━━━ Provided records ━━━

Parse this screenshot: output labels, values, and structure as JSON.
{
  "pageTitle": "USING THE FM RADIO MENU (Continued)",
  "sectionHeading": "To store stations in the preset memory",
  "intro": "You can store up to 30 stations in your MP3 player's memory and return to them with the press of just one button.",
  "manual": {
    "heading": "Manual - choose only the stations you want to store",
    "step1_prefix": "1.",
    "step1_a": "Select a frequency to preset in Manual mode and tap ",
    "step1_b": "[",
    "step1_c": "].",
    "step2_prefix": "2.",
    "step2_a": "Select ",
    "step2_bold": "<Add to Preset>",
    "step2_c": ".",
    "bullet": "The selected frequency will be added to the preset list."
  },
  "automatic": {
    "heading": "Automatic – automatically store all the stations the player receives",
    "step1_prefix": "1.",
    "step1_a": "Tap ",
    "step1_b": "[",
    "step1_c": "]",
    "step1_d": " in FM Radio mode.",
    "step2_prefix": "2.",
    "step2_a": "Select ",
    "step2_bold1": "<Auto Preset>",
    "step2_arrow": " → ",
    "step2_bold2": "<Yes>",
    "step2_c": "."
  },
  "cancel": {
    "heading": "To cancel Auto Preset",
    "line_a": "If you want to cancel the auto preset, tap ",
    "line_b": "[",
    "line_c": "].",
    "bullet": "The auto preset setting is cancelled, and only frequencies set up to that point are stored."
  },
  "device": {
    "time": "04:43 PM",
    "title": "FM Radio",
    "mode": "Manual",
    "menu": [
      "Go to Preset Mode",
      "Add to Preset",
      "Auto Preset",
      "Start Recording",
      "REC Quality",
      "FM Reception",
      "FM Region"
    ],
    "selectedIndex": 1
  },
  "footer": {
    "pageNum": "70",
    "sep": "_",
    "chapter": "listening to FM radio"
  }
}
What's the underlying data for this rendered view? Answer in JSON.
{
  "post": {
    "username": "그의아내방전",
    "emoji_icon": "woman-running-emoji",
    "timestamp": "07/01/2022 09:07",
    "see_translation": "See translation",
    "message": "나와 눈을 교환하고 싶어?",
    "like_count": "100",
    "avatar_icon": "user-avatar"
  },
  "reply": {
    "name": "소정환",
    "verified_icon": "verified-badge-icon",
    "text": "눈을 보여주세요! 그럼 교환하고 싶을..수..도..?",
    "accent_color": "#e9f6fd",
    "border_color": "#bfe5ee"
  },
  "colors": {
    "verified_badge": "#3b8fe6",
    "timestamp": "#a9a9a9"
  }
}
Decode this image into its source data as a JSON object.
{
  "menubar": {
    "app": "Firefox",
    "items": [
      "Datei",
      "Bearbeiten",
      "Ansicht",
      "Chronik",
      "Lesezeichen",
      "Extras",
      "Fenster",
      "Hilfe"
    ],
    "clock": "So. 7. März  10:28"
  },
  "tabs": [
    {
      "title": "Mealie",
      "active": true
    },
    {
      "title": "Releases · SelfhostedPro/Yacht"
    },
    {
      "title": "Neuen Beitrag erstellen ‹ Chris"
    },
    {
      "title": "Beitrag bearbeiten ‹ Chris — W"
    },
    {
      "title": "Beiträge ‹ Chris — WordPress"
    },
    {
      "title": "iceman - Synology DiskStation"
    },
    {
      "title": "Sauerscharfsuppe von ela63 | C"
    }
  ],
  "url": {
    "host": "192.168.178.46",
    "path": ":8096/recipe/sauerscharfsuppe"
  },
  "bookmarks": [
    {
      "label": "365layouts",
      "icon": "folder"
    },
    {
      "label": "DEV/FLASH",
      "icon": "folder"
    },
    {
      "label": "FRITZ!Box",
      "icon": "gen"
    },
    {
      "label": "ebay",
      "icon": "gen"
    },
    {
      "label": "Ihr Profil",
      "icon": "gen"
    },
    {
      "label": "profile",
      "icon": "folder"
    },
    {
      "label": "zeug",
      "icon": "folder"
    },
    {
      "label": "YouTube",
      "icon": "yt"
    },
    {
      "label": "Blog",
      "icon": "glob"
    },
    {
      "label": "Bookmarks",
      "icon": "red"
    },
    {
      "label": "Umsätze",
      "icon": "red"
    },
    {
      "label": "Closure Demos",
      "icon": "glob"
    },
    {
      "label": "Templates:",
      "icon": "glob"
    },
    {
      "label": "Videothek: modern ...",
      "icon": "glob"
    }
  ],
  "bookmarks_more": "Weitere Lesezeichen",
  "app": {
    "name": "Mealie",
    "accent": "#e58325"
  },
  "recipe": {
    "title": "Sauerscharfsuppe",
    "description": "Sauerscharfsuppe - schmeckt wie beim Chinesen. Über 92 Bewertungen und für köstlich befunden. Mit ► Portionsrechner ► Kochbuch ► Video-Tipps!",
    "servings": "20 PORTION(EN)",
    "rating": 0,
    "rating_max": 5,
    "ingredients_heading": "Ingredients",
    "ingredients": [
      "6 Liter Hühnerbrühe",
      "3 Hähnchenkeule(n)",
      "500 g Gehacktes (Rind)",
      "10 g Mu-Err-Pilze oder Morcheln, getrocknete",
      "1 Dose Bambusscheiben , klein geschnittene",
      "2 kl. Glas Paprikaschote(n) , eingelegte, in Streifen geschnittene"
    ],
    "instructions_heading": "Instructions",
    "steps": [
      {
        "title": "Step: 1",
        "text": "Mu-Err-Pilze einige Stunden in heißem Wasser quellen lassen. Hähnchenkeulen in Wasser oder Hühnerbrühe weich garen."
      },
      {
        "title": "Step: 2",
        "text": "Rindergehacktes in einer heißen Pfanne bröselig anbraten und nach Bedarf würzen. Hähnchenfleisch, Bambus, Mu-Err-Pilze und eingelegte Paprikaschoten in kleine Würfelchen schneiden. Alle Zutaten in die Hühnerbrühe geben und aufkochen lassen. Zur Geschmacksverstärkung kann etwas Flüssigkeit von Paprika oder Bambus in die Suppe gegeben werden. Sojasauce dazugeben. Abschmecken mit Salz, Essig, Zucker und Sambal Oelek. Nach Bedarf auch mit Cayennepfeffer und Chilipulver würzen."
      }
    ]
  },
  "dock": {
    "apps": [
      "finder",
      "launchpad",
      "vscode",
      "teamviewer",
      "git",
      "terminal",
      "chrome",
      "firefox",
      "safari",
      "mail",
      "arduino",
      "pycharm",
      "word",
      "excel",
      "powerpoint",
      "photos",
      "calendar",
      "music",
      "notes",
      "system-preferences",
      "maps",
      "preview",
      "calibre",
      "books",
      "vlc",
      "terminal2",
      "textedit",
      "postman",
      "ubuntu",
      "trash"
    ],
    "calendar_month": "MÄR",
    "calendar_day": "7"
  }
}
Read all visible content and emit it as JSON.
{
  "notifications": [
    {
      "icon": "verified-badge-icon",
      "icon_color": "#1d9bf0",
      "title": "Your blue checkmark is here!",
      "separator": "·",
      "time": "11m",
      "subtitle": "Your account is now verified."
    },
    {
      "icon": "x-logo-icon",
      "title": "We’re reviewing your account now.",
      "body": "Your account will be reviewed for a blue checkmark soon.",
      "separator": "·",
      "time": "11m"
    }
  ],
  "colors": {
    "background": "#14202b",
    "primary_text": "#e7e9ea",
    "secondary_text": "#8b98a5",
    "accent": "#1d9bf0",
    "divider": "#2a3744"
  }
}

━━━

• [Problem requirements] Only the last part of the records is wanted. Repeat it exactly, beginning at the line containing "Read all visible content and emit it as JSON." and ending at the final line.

• [Response to the task]
Read all visible content and emit it as JSON.
{
  "notifications": [
    {
      "icon": "verified-badge-icon",
      "icon_color": "#1d9bf0",
      "title": "Your blue checkmark is here!",
      "separator": "·",
      "time": "11m",
      "subtitle": "Your account is now verified."
    },
    {
      "icon": "x-logo-icon",
      "title": "We’re reviewing your account now.",
      "body": "Your account will be reviewed for a blue checkmark soon.",
      "separator": "·",
      "time": "11m"
    }
  ],
  "colors": {
    "background": "#14202b",
    "primary_text": "#e7e9ea",
    "secondary_text": "#8b98a5",
    "accent": "#1d9bf0",
    "divider": "#2a3744"
  }
}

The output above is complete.